Conflicts in organizations are the products of differences in opinions, personality, skills and knowledge within working teams. To the Abilene Paradox, conflicts arise from the bad decisions, made by a group, as team members decide to take a course which counters the preference of others. In this theory, conflicts result from a lack of communication, as individuals fail to raise objections in fear that their preferences counter those of the group (Harvey, 1988). Organizations are advice to handle conflicts either through resolution or management. The resolution of conflicts is the resolving of any deep rooted problems or issues that exists in a conflict. On the other hand, conflict management is defined as the actions taken to prevent conflicts from escalating. Unlike conflict resolution, management does not solve the issues or problems of the conflict or try to find a solution to the problems, but rather keeps it under control. By properly defining the differences and similarities between conflict management and resolution, organizations can effectively handle conflicts.
Conflict management then implies the creation of a working environment where teams can work, and in case conflicts arise, managers must intervene. Conflict resolution on the other hand, will seek to intervene, mediate between parties since there is a breakdown of communication. The differences between conflict management and resolution can therefore be derived from the definition of the terms, the approaches used in each and the concepts employed. The word management implies the use of approaches like the creation of procedures and policies that make it possible for management to effectively handle conflicts. On the other hand, conflict resolution implies the utilization of immediate human resource tools that will resolve the dispute or conflict. Conflict management differs from conflict resolution in that, management approaches take up a long term position like training, education and team building. Conversely, conflict resolution makes use of short term approaches that handle the causes of the dispute, deals with the grievances of the parties and solves all interpersonal disputes.
On one hand, conflict management approaches try to achieve a win-win situation that will deal with the disputes while conflict resolution approaches must achieve total resolution of the disputes. This is because management mainly seeks to create a supportive environment where members can disagree and work effectively with conflicts, laying down rules to prevent conflicts and separation of individual interest from work position (Harvey, 1988). However, for conflict resolution, management has the task of winning the situation through clearly defining the issues, identify the needs of parties, provide possible solutions, evaluate generated options and create an action plan to deal with the issues. Resolution therefore seeks to completely handle all issues that may be present during a conflict, while management seeks ways to effectively work with the conflict.
Looking at the differences between the two approaches, it is evident that one common aspect emerges as defined by Abilene paradox. To this paradox, conflicts arise mainly from the lack of effective communication. Therefore, the theory proposes the use of effective communication approaches to handle conflicts. Therefore, since the central issue that emerges concerning conflicts is communication, both management and resolution address communication in their approaches.
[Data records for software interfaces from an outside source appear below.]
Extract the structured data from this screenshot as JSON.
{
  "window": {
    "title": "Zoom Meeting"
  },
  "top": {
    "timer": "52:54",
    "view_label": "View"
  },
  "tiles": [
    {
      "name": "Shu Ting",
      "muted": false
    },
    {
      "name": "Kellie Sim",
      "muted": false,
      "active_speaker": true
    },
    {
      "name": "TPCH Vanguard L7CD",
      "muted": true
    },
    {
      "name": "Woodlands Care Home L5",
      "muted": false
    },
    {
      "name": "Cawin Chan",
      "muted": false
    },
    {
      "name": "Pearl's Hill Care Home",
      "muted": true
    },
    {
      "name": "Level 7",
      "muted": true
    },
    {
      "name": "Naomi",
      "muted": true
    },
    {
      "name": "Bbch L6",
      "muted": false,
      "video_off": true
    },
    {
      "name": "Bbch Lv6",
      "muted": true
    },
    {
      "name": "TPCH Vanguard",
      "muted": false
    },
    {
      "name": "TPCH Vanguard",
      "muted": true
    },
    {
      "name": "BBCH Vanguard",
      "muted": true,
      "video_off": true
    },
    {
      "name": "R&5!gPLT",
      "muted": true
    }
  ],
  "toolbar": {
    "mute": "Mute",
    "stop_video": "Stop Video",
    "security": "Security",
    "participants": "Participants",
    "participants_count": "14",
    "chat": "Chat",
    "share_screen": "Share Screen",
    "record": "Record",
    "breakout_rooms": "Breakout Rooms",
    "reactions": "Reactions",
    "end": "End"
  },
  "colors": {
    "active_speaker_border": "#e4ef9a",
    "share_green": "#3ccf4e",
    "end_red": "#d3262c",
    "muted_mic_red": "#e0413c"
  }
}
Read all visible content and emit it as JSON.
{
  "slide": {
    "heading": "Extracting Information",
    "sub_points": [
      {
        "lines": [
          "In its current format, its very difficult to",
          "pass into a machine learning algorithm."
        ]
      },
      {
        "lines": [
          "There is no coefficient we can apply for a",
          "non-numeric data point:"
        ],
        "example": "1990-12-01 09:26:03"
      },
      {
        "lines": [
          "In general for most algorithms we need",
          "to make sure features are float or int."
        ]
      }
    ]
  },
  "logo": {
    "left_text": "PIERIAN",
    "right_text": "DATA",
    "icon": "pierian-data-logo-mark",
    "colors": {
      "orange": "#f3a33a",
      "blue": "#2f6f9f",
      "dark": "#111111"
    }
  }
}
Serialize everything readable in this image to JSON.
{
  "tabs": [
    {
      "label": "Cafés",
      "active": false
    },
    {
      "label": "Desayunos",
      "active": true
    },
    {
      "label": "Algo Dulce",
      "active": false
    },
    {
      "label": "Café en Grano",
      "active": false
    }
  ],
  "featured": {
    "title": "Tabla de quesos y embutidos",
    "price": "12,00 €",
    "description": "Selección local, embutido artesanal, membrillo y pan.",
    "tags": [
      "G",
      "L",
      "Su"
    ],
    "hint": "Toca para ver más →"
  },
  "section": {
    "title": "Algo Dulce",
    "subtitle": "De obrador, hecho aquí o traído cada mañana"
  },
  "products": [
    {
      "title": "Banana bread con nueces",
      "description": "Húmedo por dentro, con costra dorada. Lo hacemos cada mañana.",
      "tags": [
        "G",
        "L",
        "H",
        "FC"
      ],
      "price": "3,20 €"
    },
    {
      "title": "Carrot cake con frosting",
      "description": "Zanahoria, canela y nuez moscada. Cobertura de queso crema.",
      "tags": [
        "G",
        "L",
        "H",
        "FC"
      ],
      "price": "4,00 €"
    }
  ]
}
This presents the main similarity between management and resolution as both must use communication, listening skills, vertical and horizontal approaches of communication to handle conflicts.
Harvey, J.B. (1988). The Abilene Paradox: The Management of Agreement. Organizational Dynamics, American Management Association, 17-43.